Also of note in Calais Canadian War Cemetery are the graves of other nationals who we often forget also participated in the liberation of France. This is Flight Lieutenant Jaroslav Kulhanek who served as a volunteer in the Royal Air Force and hailed from Czechoslovakia.
And then there were those who, although not from Canada, opted to serve with the RCAF. Here is Pilot Officer Frank Chace Downing of Stockbridge, Massachusetts. He was the son of Dr. Franklin and Elsie Downing and husband of Virginia Lomas Downing. He died on June 18, 1942, well before most of the others interred here. My bet is that he joined the RCAF well before the Americans entered the war in late 1941.
And finally, another North Nova; Gordon Dunlap Campbell, son of Everett and Adelaide Campbell of Stewiacke, Nova Scotia. His grave marker also contains the notation that he had earned a B.Sc. which I learn from the on line record, was from McGill. The fact that this was notated on his headstone tells me that his parents were incredibly proud of that accomplishment, one that he would never get to use.
The inscription on his grave is from Robert Browning’s Epilogue and is a fitting way to end my tour of the dead men and women buried at Calais Canadian War Cemetery
I return to take Alison’s arm and we slowly walk back to the car. On the return trip to Ypres I stare out the window at the passing fields without really seeing and contemplate the terrible loss that John’s death was to his family and the consequences that flowed from it. His own mother would never recover from her grief. She died little more than a year later, at the early age of 56. The family believes it was of a broken heart.
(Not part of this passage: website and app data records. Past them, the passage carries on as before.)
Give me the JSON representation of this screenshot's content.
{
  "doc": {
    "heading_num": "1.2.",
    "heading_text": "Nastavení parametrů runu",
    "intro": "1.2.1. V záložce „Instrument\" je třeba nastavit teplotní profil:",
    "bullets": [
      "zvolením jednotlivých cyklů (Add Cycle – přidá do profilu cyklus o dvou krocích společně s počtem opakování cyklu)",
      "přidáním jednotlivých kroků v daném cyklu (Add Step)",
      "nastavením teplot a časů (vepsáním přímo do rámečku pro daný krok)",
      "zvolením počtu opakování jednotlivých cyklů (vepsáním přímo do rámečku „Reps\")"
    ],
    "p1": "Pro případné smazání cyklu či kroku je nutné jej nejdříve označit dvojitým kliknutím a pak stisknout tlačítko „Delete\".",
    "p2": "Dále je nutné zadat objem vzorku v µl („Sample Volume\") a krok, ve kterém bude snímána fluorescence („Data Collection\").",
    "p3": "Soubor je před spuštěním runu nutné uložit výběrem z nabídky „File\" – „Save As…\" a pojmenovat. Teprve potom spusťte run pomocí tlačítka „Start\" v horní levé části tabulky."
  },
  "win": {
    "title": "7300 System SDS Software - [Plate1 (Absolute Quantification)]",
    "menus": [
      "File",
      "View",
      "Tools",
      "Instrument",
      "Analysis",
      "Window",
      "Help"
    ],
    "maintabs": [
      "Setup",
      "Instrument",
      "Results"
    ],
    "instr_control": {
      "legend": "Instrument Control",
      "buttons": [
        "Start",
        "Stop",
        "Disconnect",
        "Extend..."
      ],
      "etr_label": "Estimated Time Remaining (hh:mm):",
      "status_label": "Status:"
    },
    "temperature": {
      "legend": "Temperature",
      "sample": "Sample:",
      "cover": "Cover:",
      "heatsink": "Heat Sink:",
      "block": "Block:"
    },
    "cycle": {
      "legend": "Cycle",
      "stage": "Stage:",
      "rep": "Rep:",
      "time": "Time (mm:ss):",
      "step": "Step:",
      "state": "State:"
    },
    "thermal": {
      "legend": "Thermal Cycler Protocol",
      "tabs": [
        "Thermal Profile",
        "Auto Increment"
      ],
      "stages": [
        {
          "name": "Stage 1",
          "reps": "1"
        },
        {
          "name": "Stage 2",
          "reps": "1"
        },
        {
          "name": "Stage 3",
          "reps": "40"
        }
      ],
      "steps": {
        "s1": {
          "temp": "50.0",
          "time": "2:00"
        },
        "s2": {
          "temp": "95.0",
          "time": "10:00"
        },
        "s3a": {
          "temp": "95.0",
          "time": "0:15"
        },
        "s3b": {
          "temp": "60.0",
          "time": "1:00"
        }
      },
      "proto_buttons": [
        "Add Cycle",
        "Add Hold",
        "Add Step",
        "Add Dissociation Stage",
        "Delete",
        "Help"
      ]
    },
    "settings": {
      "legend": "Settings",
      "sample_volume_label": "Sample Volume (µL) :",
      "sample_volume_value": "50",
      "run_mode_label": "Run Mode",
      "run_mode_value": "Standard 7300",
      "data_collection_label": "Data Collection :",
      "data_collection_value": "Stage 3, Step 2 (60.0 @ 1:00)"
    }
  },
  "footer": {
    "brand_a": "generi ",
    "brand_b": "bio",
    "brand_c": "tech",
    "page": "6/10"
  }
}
And then I think of the losses of the families of the hundreds of others buried at Calais. And then I extrapolate that to those buried in the hundreds of other war cemeteries and soon, like trying to comprehend the dimensions of the universe, I just can’t fathom it anymore.
Rest in peace, John. Your friends and family have not forgotten you.
Things get a lot less morose for the rest of Liberation Tour 2015 as we head for Holland and the 70th anniversary celebrations at Groesbeek Canadian War Cemetery. Please join us.